The first thing that happened was a trip to Pets on Broadway for some fish. I have learned that goldfish will survive the winter outdoors in our climate under the right conditions, so I was all set to get some interesting looking goldfish.
"Better start with these 'feeder goldfish,'" said the fish store guy. "They're goners anyway!"
I didn't ask what feeder goldfish get fed to (didn't want to know) and he said any fountain needed to get biologically balanced for a while, and some of the fish were definitely going to be casualties. This was the cheapest way to do it.
The first day a couple of them washed overboard, who knows how.
Out of the eight, three are now left. Their pot is getting murky, partly because (or mostly because) we had to turn off the fountain for a few days so Jim could wire in the permanent electricity.
Now we have a trench along the edge of the patio where the bluebells are, then taking a sharp perpendicular turn south to the wall of the neighbor's garage, where a nice new up to code outlet will be located.
Thank you Jim!!!!
Meanwhile, Portland flower market happenings: everybody is recovering from Mother's Day. Some were not very excited about their sales, and said they were down. Others report a good day, however with many customers waiting until the last minute. Those who were open on Sunday for cash and carry said it was worth it. Doug of Broadway Floral said that many people enjoy picking out their own flowers and putting together a bouquet on their own, and this method works great during the holiday rush.

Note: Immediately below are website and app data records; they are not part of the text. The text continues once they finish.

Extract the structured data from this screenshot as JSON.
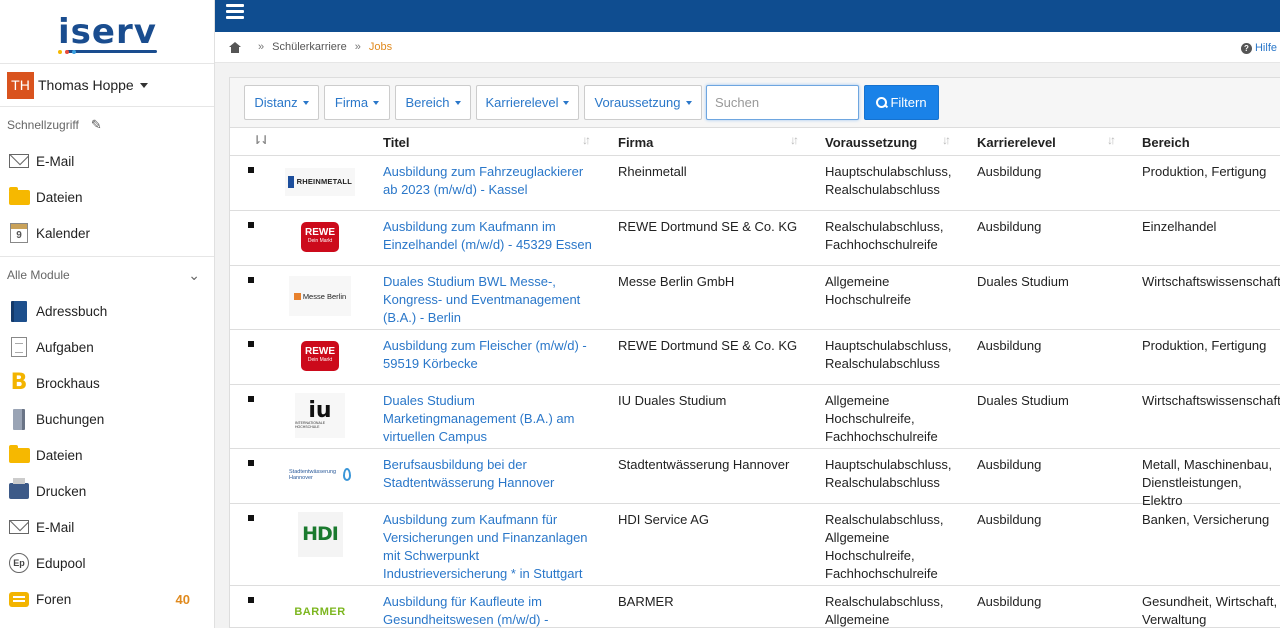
{
  "logo": {
    "text": "iserv"
  },
  "user": {
    "initials": "TH",
    "name": "Thomas Hoppe"
  },
  "sidebar": {
    "quick_access_label": "Schnellzugriff",
    "quick_items": [
      {
        "label": "E-Mail",
        "icon": "mail-icon"
      },
      {
        "label": "Dateien",
        "icon": "folder-icon"
      },
      {
        "label": "Kalender",
        "icon": "calendar-icon",
        "icon_text": "9"
      }
    ],
    "all_modules_label": "Alle Module",
    "modules": [
      {
        "label": "Adressbuch",
        "icon": "addressbook-icon"
      },
      {
        "label": "Aufgaben",
        "icon": "tasks-icon"
      },
      {
        "label": "Brockhaus",
        "icon": "brockhaus-icon",
        "icon_text": "B"
      },
      {
        "label": "Buchungen",
        "icon": "booking-icon"
      },
      {
        "label": "Dateien",
        "icon": "folder-icon"
      },
      {
        "label": "Drucken",
        "icon": "printer-icon"
      },
      {
        "label": "E-Mail",
        "icon": "mail-icon"
      },
      {
        "label": "Edupool",
        "icon": "edupool-icon",
        "icon_text": "Ep"
      },
      {
        "label": "Foren",
        "icon": "forum-icon",
        "badge": "40"
      }
    ]
  },
  "breadcrumb": {
    "items": [
      "Schülerkarriere"
    ],
    "active": "Jobs"
  },
  "help_label": "Hilfe",
  "filters": {
    "buttons": [
      "Distanz",
      "Firma",
      "Bereich",
      "Karrierelevel",
      "Voraussetzung"
    ],
    "search_placeholder": "Suchen",
    "filter_button": "Filtern"
  },
  "table": {
    "columns": [
      "Titel",
      "Firma",
      "Voraussetzung",
      "Karrierelevel",
      "Bereich"
    ],
    "rows": [
      {
        "logo_text": "RHEINMETALL",
        "title": "Ausbildung zum Fahrzeuglackierer ab 2023 (m/w/d) - Kassel",
        "firma": "Rheinmetall",
        "voraussetzung": "Hauptschulabschluss, Realschulabschluss",
        "level": "Ausbildung",
        "bereich": "Produktion, Fertigung"
      },
      {
        "logo_text": "REWE",
        "logo_sub": "Dein Markt",
        "title": "Ausbildung zum Kaufmann im Einzelhandel (m/w/d) - 45329 Essen",
        "firma": "REWE Dortmund SE & Co. KG",
        "voraussetzung": "Realschulabschluss, Fachhochschulreife",
        "level": "Ausbildung",
        "bereich": "Einzelhandel"
      },
      {
        "logo_text": "Messe Berlin",
        "title": "Duales Studium BWL Messe-, Kongress- und Eventmanagement (B.A.) - Berlin",
        "firma": "Messe Berlin GmbH",
        "voraussetzung": "Allgemeine Hochschulreife",
        "level": "Duales Studium",
        "bereich": "Wirtschaftswissenschaften"
      },
      {
        "logo_text": "REWE",
        "logo_sub": "Dein Markt",
        "title": "Ausbildung zum Fleischer (m/w/d) - 59519 Körbecke",
        "firma": "REWE Dortmund SE & Co. KG",
        "voraussetzung": "Hauptschulabschluss, Realschulabschluss",
        "level": "Ausbildung",
        "bereich": "Produktion, Fertigung"
      },
      {
        "logo_text": "iu",
        "logo_sub": "INTERNATIONALE HOCHSCHULE",
        "title": "Duales Studium Marketingmanagement (B.A.) am virtuellen Campus",
        "firma": "IU Duales Studium",
        "voraussetzung": "Allgemeine Hochschulreife, Fachhochschulreife",
        "level": "Duales Studium",
        "bereich": "Wirtschaftswissenschaften"
      },
      {
        "logo_text": "Stadtentwässerung Hannover",
        "title": "Berufsausbildung bei der Stadtentwässerung Hannover",
        "firma": "Stadtentwässerung Hannover",
        "voraussetzung": "Hauptschulabschluss, Realschulabschluss",
        "level": "Ausbildung",
        "bereich": "Metall, Maschinenbau, Dienstleistungen, Elektro"
      },
      {
        "logo_text": "HDI",
        "title": "Ausbildung zum Kaufmann für Versicherungen und Finanzanlagen mit Schwerpunkt Industrieversicherung * in Stuttgart",
        "firma": "HDI Service AG",
        "voraussetzung": "Realschulabschluss, Allgemeine Hochschulreife, Fachhochschulreife",
        "level": "Ausbildung",
        "bereich": "Banken, Versicherung"
      },
      {
        "logo_text": "BARMER",
        "title": "Ausbildung für Kaufleute im Gesundheitswesen (m/w/d) -",
        "firma": "BARMER",
        "voraussetzung": "Realschulabschluss, Allgemeine",
        "level": "Ausbildung",
        "bereich": "Gesundheit, Wirtschaft, Verwaltung"
      }
    ]
  },
  "colors": {
    "topbar": "#0f4d90",
    "link": "#2a77c9",
    "accent": "#e08a1e",
    "avatar": "#d9531e",
    "filter_button": "#1a82e8"
  }
}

We are at the end of the lily of the valley season for Peterkort Roses. An unusual weather year with lots of cold weather, but our convallaria came through once more for us and bloomed early. Haven't seen any other in the market yet, usually by now it's all over. And the hot weather we are supposed to have tomorrow will definitely fry things.
Peonies are very slow coming on this year. Walking in the neighborhood this morning with my friend Kyra I saw two humongous and beautiful tree peonies! Wow! This is another must-have for the back yard - a large white one would be wonderful. Herbaceous peonies for cut flowers are barely getting going. It's just been so incredibly cold.
I was thinking about this some more when pondering the relationship between smell and taste.
As we know, when we have a cold, or allergies (and it's bad right now, tree pollen is congesting sinuses all over town), your sense of smell is debilitated. And so nothing tastes very interesting either. Smell and taste are related and the absence of particularly the sense of smell hurts the sense of taste too.
I recall reading somewhere that a person has a difficult time distinguishing an apple from an onion if blindfolded and the nose is plugged up.
My conclusion from all this is that smell is more important than taste. You can ask any dog!
Pictured above is probably our most wonderful smelling rose, Lavande. An older variety with a beautiful deep lavender color, Lavande smells very fruity with citrus and lychee notes.
To jazz up a bouquet, tuck some in - they may last only a few days, but the "wow factor" makes it a fabulous addition.
Just ask Beka from Origin on Northeast Alberta - she does this all the time to enhance gift bouquets.
Anyway, check out the scent pyramid in this month's News and read about Ann Noble, the University of California Davis wine expert!
It seems that when these were planted and were short, the deer at the farm fancied them as especially tasty.
Dad wrapped the trunks with chicken wire to protect them, and so they grew, but the deer still loved to eat them.
One beautiful Sunday morning, a hapless deer reared up on its hind legs to defeat the chicken wire and get up to the yummy flowers.
But...oh no! Its hoof became wedged into the crotch of the tree and it couldn't get out...it struggled and pulled, only managing to break its own leg. A sad story.
The deer was turned into venison by Primitivo and his friends, and so the tree became the Deer Eating Tree.
Many plants protect themselves by poison, spines, and hard trunks. But this tree managed to maim its attacker using the direct approach...